Rory Boyle was born in Ayr and received his earliest musical education as a chorister at St George’s Chapel, Windsor. He studied composition with Dr Frank Spedding at the Royal Scottish Academy of Music and Drama, as well as piano, clarinet, organ and conducting. A Sir James Caird Travelling Scholarship enabled him to continue his studies with Lennox Berkeley in London.
While he was still a student at the Royal Scottish Academy of Music and Drama he won the BBC Scottish Composers’ Prize (1971) with his first orchestral score Variations On A Theme Of Orlando Gibbons. Further important awards followed including Royal Philharmonic Prizes for both his Symphony In One Movement (1973) and Clarinet Concerto (1975), as well as the Zaiks Prize in the International Competition set up in memory of Kazimierz Serocki – one of the leading figures in the Polish avant garde – for his orchestral score Winter Music which was premièred in Poland in 1987.
Boyle’s list of works covers most genres and he has received commissions from many societies and festivals including the Cheltenham, Greenwich, Latvian, St Albans and Three Choirs Music Festivals. He has also written for leading performers, most notably Evelyn Glennie (Marimba Concerto), Fine Arts Brass (Giochi di Sospiri and Elegy For The Black Bitch – nominated for a British Composers Award in 2005), Michael Chance (Lord Lundy), Nicholas Daniel (Sorella and Four Ways To Play Reels), Mark O’Keeffe (Ceremony After A Fire Raid recorded on Delphian DCD34049) and David Hubbard (That Blessed Wood). He has collaborated with several writers including Vikram Seth (8 Beastly Tales), Richard Stilgoe (Mine Host), and Dilys Rose (Kaspar Hauser and The Fires Of Bride).

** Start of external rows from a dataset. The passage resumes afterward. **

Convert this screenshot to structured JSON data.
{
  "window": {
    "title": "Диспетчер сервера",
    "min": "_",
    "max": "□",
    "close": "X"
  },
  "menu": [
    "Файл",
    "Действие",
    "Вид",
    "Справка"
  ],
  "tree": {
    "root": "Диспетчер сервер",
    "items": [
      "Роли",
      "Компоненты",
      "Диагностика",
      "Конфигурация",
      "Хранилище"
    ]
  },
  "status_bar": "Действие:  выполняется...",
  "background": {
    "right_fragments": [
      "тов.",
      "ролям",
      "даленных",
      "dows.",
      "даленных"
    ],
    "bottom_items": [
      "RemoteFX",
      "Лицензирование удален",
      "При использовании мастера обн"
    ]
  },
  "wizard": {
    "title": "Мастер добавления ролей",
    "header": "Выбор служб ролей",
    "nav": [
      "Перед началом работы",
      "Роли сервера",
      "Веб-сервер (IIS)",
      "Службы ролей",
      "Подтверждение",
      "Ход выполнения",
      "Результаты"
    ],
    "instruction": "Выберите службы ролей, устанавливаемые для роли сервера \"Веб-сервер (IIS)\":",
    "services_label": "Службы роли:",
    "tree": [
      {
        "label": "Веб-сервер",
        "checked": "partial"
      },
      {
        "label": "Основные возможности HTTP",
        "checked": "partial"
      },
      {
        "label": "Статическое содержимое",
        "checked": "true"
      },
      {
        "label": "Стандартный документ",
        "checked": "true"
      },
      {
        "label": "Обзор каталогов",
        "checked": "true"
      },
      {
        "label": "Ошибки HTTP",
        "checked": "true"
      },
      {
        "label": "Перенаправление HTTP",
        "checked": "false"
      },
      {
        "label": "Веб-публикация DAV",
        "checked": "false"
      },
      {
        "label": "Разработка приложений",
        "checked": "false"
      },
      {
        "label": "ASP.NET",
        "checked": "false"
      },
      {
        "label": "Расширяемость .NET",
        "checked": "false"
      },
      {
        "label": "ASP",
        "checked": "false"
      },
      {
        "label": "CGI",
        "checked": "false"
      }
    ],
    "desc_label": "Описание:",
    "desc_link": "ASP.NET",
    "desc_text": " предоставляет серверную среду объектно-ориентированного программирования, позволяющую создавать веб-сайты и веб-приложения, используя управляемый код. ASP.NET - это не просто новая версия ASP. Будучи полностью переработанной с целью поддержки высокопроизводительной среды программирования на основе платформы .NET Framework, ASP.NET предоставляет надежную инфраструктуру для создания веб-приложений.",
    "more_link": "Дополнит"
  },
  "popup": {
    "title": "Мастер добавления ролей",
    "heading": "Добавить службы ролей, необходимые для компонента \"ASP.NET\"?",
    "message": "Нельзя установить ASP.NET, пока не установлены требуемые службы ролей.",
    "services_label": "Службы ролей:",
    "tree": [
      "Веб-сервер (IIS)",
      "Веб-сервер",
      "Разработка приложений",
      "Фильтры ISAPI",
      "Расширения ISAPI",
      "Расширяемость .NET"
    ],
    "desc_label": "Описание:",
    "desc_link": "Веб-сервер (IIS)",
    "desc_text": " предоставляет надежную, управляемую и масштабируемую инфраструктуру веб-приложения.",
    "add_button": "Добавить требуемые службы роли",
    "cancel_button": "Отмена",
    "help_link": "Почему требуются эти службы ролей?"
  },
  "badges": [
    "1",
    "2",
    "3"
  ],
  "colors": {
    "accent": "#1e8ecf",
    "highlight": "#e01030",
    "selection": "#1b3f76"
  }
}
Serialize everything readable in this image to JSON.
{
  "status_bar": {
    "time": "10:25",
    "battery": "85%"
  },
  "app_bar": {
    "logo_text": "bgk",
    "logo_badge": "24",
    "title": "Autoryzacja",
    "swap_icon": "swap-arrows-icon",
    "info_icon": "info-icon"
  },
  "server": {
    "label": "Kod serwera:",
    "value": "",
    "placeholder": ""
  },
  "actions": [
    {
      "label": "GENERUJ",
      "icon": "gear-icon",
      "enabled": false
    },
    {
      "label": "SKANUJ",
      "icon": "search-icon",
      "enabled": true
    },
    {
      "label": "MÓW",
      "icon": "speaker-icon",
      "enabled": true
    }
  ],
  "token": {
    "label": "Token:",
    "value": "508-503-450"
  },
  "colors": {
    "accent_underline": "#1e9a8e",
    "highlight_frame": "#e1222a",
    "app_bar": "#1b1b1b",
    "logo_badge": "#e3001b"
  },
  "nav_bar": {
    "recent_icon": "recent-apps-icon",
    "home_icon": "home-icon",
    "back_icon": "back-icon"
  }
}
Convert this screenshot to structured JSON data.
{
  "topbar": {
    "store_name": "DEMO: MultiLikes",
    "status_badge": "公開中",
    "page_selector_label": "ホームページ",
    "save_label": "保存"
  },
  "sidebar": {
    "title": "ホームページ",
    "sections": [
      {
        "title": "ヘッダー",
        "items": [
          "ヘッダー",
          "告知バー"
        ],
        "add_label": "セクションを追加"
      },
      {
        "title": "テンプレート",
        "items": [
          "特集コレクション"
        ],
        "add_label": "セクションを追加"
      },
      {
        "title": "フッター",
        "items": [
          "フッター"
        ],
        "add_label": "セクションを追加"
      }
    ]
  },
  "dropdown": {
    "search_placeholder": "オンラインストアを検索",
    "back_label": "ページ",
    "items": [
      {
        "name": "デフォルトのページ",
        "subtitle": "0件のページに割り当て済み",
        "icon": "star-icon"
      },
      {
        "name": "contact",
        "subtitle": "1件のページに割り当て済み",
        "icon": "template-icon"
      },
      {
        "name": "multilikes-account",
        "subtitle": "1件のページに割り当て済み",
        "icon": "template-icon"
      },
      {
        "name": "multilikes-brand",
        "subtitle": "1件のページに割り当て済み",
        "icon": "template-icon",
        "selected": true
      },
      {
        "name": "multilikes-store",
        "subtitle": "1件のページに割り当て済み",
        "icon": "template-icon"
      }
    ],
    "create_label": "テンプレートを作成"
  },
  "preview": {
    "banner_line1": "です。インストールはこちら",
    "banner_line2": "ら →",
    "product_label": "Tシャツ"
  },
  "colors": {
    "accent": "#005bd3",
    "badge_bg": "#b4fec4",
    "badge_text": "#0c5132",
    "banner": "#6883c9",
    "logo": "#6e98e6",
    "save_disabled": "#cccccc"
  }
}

Rory is passionate about music education; he has written four operas for children, and in 1998 The National Youth Orchestra of Scotland’s tour programme included his Capriccio which was performed at venues including the Concertgebouw in Amsterdam and the BBC Proms. In the Proms programme the conductor Nicholas Cleobury wrote: ‘While Boyle’s Scottish roots are never far away, his music has a strong, mainstream European, Stravinsky-based rigour, with its own brand of virile, challenging, but always comprehensible counterpoint, dissonance which is hard-fought yet never gratuitous, an unsentimental lyricism and unerring sense of architecture.’ In 2002 he was appointed Composer Laureate for Schools with the Scottish Chamber Orchestra in partnership with the City of Edinburgh. This three-year post (the first of its kind in the UK) included commissions for three new works as well as facilitating city-wide workshops for pupils and a professional development programme for teachers. In 2006 Boyle won a Creative Scotland Award that enabled him to write an opera with a libretto by the writer and poet Dilys Rose on the subject of the nineteenth century feral child, Kaspar Hauser. The opera (Kaspar Hauser, Child Of Europe) was performed to critical acclaim by the RSAMD in March 2010 and, later that year, won Boyle a British Composers Award in the Stage Works category at the annual BASCA ceremony in London.
His music is performed and broadcast widely both in Britain and abroad and he now lives in Ayrshire and divides his time between composing and teaching at the RSAMD, where he is a tutor in Composition and in Creative and Contextual Studies.